UN projections indicate that the global human population is likely to increase by nearly 50% in the first half of the 21st century, from 6 billion to 9 billion (United Nations 2004). This staggering and unprecedented growth deserves much greater attention from Christian ethicists and the church at large. A concern for the welfare both of human beings and other creatures provides good reasons to think that Christians should give strong support to measures that would result in a slowing of this projected growth, notwithstanding concerns about reproductive liberty and the ethics of contraception. In this book, however, John McKeown draws attention to the uncomfortable truth that Christian engagement with this issue needs to start further back. As he shows, many Protestant Christians in the US believe that having larger than average families is biblically mandated, and statistics indicate that this is having an impact on birth rates in the country where per capita impact on scarce resources is greatest.

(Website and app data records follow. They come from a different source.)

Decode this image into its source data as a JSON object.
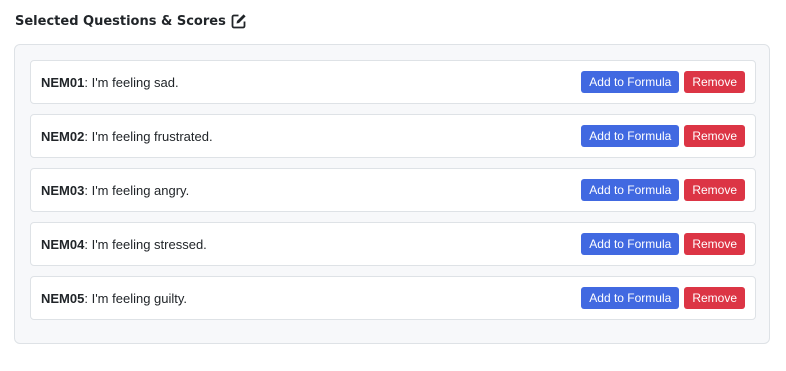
{
  "header": {
    "title": "Selected Questions & Scores",
    "icon": "edit-icon"
  },
  "buttons": {
    "add_label": "Add to Formula",
    "remove_label": "Remove"
  },
  "colors": {
    "add_button": "#4169e1",
    "remove_button": "#dc3545"
  },
  "questions": [
    {
      "code": "NEM01",
      "text": ": I'm feeling sad."
    },
    {
      "code": "NEM02",
      "text": ": I'm feeling frustrated."
    },
    {
      "code": "NEM03",
      "text": ": I'm feeling angry."
    },
    {
      "code": "NEM04",
      "text": ": I'm feeling stressed."
    },
    {
      "code": "NEM05",
      "text": ": I'm feeling guilty."
    }
  ]
}
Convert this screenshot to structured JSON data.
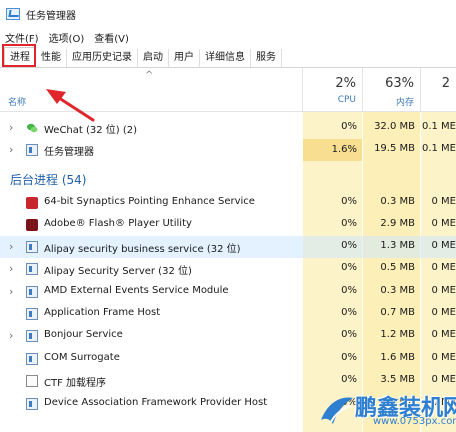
{
  "window": {
    "title": "任务管理器"
  },
  "menu": [
    "文件(F)",
    "选项(O)",
    "查看(V)"
  ],
  "tabs": [
    "进程",
    "性能",
    "应用历史记录",
    "启动",
    "用户",
    "详细信息",
    "服务"
  ],
  "active_tab": "进程",
  "header": {
    "name_label": "名称",
    "cpu": {
      "percent": "2%",
      "label": "CPU"
    },
    "memory": {
      "percent": "63%",
      "label": "内存"
    },
    "disk": {
      "percent": "2",
      "label": ""
    }
  },
  "apps": [
    {
      "name": "WeChat (32 位) (2)",
      "cpu": "0%",
      "mem": "32.0 MB",
      "disk": "0.1 ME",
      "icon": "wechat-icon"
    },
    {
      "name": "任务管理器",
      "cpu": "1.6%",
      "mem": "19.5 MB",
      "disk": "0.1 ME",
      "icon": "task-manager-icon"
    }
  ],
  "background_group": {
    "label": "后台进程 (54)"
  },
  "background": [
    {
      "name": "64-bit Synaptics Pointing Enhance Service",
      "cpu": "0%",
      "mem": "0.3 MB",
      "disk": "0 ME",
      "icon": "synaptics-icon"
    },
    {
      "name": "Adobe® Flash® Player Utility",
      "cpu": "0%",
      "mem": "2.9 MB",
      "disk": "0 ME",
      "icon": "flash-icon"
    },
    {
      "name": "Alipay security business service (32 位)",
      "cpu": "0%",
      "mem": "1.3 MB",
      "disk": "0 ME",
      "icon": "service-icon"
    },
    {
      "name": "Alipay Security Server (32 位)",
      "cpu": "0%",
      "mem": "0.5 MB",
      "disk": "0 ME",
      "icon": "service-icon"
    },
    {
      "name": "AMD External Events Service Module",
      "cpu": "0%",
      "mem": "0.3 MB",
      "disk": "0 ME",
      "icon": "service-icon"
    },
    {
      "name": "Application Frame Host",
      "cpu": "0%",
      "mem": "0.7 MB",
      "disk": "0 ME",
      "icon": "service-icon"
    },
    {
      "name": "Bonjour Service",
      "cpu": "0%",
      "mem": "1.2 MB",
      "disk": "0 ME",
      "icon": "service-icon"
    },
    {
      "name": "COM Surrogate",
      "cpu": "0%",
      "mem": "1.6 MB",
      "disk": "0 ME",
      "icon": "service-icon"
    },
    {
      "name": "CTF 加载程序",
      "cpu": "0%",
      "mem": "3.5 MB",
      "disk": "0 ME",
      "icon": "ctf-icon"
    },
    {
      "name": "Device Association Framework Provider Host",
      "cpu": "0%",
      "mem": "0.3 MB",
      "disk": "0 ME",
      "icon": "service-icon"
    }
  ],
  "watermark": {
    "text": "鹏鑫装机网",
    "url": "www.0753px.com"
  }
}
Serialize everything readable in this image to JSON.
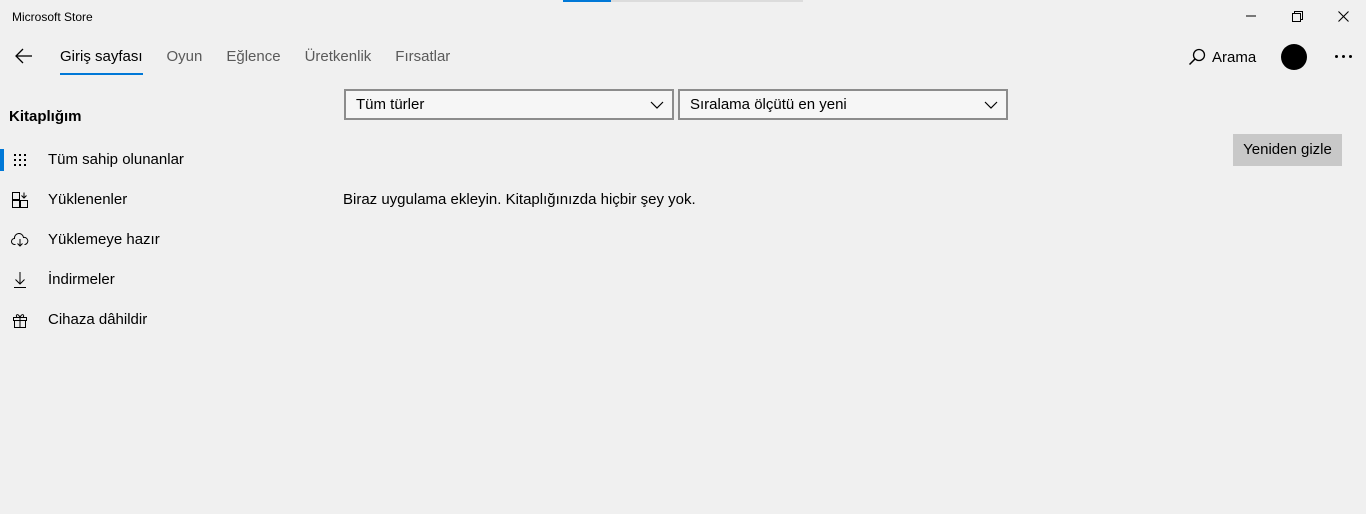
{
  "window": {
    "title": "Microsoft Store",
    "loading_progress": 0.2,
    "controls": {
      "minimize": "minimize-icon",
      "maximize": "restore-icon",
      "close": "close-icon"
    }
  },
  "nav": {
    "back_icon": "back-arrow-icon",
    "tabs": [
      {
        "label": "Giriş sayfası",
        "active": true
      },
      {
        "label": "Oyun",
        "active": false
      },
      {
        "label": "Eğlence",
        "active": false
      },
      {
        "label": "Üretkenlik",
        "active": false
      },
      {
        "label": "Fırsatlar",
        "active": false
      }
    ],
    "search_label": "Arama",
    "search_icon": "search-icon",
    "more_icon": "more-icon"
  },
  "sidebar": {
    "title": "Kitaplığım",
    "items": [
      {
        "label": "Tüm sahip olunanlar",
        "icon": "grid-icon",
        "selected": true
      },
      {
        "label": "Yüklenenler",
        "icon": "installed-icon",
        "selected": false
      },
      {
        "label": "Yüklemeye hazır",
        "icon": "cloud-download-icon",
        "selected": false
      },
      {
        "label": "İndirmeler",
        "icon": "download-icon",
        "selected": false
      },
      {
        "label": "Cihaza dâhildir",
        "icon": "gift-icon",
        "selected": false
      }
    ]
  },
  "filters": {
    "type_selected": "Tüm türler",
    "sort_selected": "Sıralama ölçütü en yeni"
  },
  "main": {
    "hide_button": "Yeniden gizle",
    "empty_message": "Biraz uygulama ekleyin. Kitaplığınızda hiçbir şey yok."
  },
  "colors": {
    "accent": "#0078d7",
    "background": "#f0f0f0",
    "button_bg": "#c8c8c8"
  }
}
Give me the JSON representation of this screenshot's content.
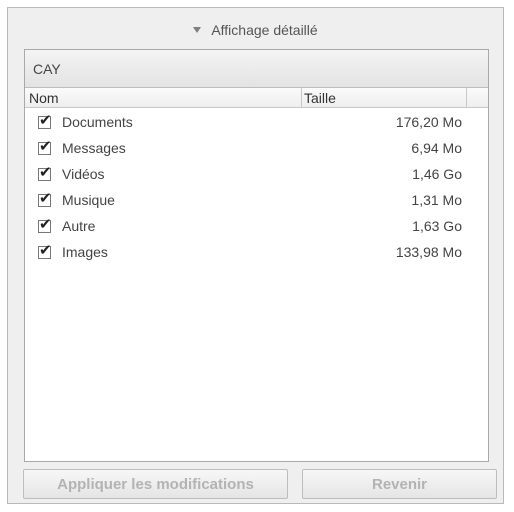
{
  "disclosure": {
    "label": "Affichage détaillé",
    "icon": "triangle-down-icon"
  },
  "device": {
    "name": "CAY"
  },
  "columns": {
    "name": "Nom",
    "size": "Taille"
  },
  "items": [
    {
      "checked": true,
      "name": "Documents",
      "size": "176,20 Mo"
    },
    {
      "checked": true,
      "name": "Messages",
      "size": "6,94 Mo"
    },
    {
      "checked": true,
      "name": "Vidéos",
      "size": "1,46 Go"
    },
    {
      "checked": true,
      "name": "Musique",
      "size": "1,31 Mo"
    },
    {
      "checked": true,
      "name": "Autre",
      "size": "1,63 Go"
    },
    {
      "checked": true,
      "name": "Images",
      "size": "133,98 Mo"
    }
  ],
  "buttons": {
    "apply": "Appliquer les modifications",
    "revert": "Revenir",
    "enabled": false
  },
  "colors": {
    "disabled_text": "#b3b3b3",
    "panel_bg": "#efefef"
  }
}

McKeown’s book engages constructively and critically with the arguments of the natalists who believe that the Bible requires them to have large families. He does so by situating a careful and painstaking analysis of the hermeneutical arguments that are put forward in favour of this position alongside an equally well-informed account of how the texts they reference have been interpreted by Christian theologians at key points in the Christian tradition. Reflection on this juxtaposition makes clear that the modern arguments put forward in favour of large families are poorly grounded in Christian readings of these texts, and that taking the Bible seriously on this issue is likely to lead to very different interpretations of Christian responsibility.

I very much hope that this book finds an audience among those Christians it most obviously addresses and those in dialogue with them. Christians may finally not be able to agree on this and other issues of biblical interpretation, but they at least owe one another the time to listen to interpretations with which they disagree, in order to consider whether they need to learn to read the Bible differently. This is especially the case when the case for change is argued as clearly, carefully, and persuasively as McKeown does in this book.

David Clough, Professor of Theological Ethics,
University of Chester, UK